Students in south Warren County and Owensboro were among young people nationwide who walked out of classrooms Wednesday to honor the 17 students and educators shot to death in Parkland, Florida and to push for safer schools.
Set among peaceful fields with bales of hay and grazing cows, South Warren High School is the picture of a safe place for students. But school shooters at campuses across the country have put students on edge.
The fatal shooting of 17 people at Marjorie Stoneman Douglas High School in Florida last month and the killing of two students and injuries to more than a dozen others at Marshall County High School in Kentucky in January have left students rattled.
Jensyn McCloud is one about 100 students who walked out of South Warren High School. She said the violence is getting to her.
“Yeah, I worry about it in every single class. Every single class I go to I think about how am I going to get out if there’s an active shooter situation. I felt like that for a while but now it’s like amplified with all the shootings that have happened.”
Eighteen-year-old Brielle Freeman also said it was important to her to take the 17 minutes and walk out of South Warren High School.

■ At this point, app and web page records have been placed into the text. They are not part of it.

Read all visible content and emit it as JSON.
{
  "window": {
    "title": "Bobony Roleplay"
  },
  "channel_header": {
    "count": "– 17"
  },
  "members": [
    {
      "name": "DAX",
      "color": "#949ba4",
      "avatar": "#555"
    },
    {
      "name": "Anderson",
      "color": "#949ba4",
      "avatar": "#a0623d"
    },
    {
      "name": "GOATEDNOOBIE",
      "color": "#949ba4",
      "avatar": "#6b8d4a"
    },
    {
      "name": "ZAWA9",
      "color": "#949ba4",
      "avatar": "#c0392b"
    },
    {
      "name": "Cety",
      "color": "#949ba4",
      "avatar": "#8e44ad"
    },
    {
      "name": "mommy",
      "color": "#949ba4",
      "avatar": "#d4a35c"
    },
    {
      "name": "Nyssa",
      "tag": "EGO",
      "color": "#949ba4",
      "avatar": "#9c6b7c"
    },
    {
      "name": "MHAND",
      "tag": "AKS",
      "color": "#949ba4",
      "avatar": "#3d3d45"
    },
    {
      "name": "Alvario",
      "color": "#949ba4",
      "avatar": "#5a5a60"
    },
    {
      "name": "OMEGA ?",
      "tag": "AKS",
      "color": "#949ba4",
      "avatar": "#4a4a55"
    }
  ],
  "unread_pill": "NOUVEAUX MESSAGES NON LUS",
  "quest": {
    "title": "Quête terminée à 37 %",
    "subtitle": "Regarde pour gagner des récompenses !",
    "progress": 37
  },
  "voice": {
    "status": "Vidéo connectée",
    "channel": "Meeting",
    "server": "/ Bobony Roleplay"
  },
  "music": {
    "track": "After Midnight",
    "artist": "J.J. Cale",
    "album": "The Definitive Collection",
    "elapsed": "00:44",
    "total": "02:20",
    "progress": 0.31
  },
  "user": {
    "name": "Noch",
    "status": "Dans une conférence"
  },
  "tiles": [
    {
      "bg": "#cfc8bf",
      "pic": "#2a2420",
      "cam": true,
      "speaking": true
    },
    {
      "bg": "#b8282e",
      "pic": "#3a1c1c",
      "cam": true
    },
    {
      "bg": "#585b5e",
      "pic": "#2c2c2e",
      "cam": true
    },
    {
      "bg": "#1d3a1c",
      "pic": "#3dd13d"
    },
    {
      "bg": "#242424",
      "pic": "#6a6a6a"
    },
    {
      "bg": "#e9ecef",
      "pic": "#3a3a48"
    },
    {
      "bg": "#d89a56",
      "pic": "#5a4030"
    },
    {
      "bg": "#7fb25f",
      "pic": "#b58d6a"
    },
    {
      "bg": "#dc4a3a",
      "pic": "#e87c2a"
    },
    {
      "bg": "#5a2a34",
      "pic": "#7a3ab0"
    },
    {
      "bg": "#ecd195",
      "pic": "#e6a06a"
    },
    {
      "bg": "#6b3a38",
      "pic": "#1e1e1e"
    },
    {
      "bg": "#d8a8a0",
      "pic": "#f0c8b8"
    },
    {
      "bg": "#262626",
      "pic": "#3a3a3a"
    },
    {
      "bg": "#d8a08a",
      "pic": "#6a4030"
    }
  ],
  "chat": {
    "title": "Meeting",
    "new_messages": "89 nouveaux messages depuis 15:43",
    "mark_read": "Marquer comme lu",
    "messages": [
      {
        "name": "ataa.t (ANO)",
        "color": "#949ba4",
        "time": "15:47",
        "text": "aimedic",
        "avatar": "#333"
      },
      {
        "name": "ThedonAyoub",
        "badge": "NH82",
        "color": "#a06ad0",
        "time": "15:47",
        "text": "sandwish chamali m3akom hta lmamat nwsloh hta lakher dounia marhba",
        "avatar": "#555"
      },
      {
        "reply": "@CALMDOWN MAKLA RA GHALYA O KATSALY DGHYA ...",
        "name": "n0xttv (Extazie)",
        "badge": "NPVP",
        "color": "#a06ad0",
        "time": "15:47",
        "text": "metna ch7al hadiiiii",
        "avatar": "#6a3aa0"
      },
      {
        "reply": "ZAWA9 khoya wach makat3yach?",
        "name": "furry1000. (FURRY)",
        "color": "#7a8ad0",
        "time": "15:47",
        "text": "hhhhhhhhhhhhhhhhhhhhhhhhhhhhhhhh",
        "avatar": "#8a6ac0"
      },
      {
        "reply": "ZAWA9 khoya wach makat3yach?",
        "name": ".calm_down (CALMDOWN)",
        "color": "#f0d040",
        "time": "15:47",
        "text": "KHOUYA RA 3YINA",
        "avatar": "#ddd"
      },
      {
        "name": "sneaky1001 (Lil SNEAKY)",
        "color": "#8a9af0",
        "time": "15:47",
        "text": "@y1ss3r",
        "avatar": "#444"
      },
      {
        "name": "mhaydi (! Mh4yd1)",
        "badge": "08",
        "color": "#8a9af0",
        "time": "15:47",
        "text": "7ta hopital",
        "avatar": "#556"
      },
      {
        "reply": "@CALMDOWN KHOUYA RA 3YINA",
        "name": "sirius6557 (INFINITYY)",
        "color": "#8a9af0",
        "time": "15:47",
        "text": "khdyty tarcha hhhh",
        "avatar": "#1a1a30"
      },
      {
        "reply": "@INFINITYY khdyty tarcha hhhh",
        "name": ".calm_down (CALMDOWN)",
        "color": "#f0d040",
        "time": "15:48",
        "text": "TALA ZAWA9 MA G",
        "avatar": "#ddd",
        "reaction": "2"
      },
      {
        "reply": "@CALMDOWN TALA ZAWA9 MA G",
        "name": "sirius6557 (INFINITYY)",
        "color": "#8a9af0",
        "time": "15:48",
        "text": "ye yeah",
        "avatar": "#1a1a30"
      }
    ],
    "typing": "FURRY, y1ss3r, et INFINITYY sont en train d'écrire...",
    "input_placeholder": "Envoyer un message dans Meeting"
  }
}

“I’ve really been emotionally touched by the deaths that have occurred because of gun violence in schools. I believe that people should not be fearful of going to school. They’re here to learn, not to lose our life.”
At the Innovation Academy in Owensboro about three-quarters of the students walked out to take part in a memorial for the 17 dead in Florida. Fifteen-year-old Aaron Girten said students created a board that will serve as a reminder.
"We created a ‘What Is Your 17?' board. Students wrote down a thing they can do to 17 new people, whether it’s shaking hands, saying hello, high-5s or talking to new people. We posted it on our board that has a big 17 in the middle, so we all can look at the every day and try to make the school a better place.”
Students at schools across Kentucky said they’ll keep up the pressure for stricter guns laws and safer schools.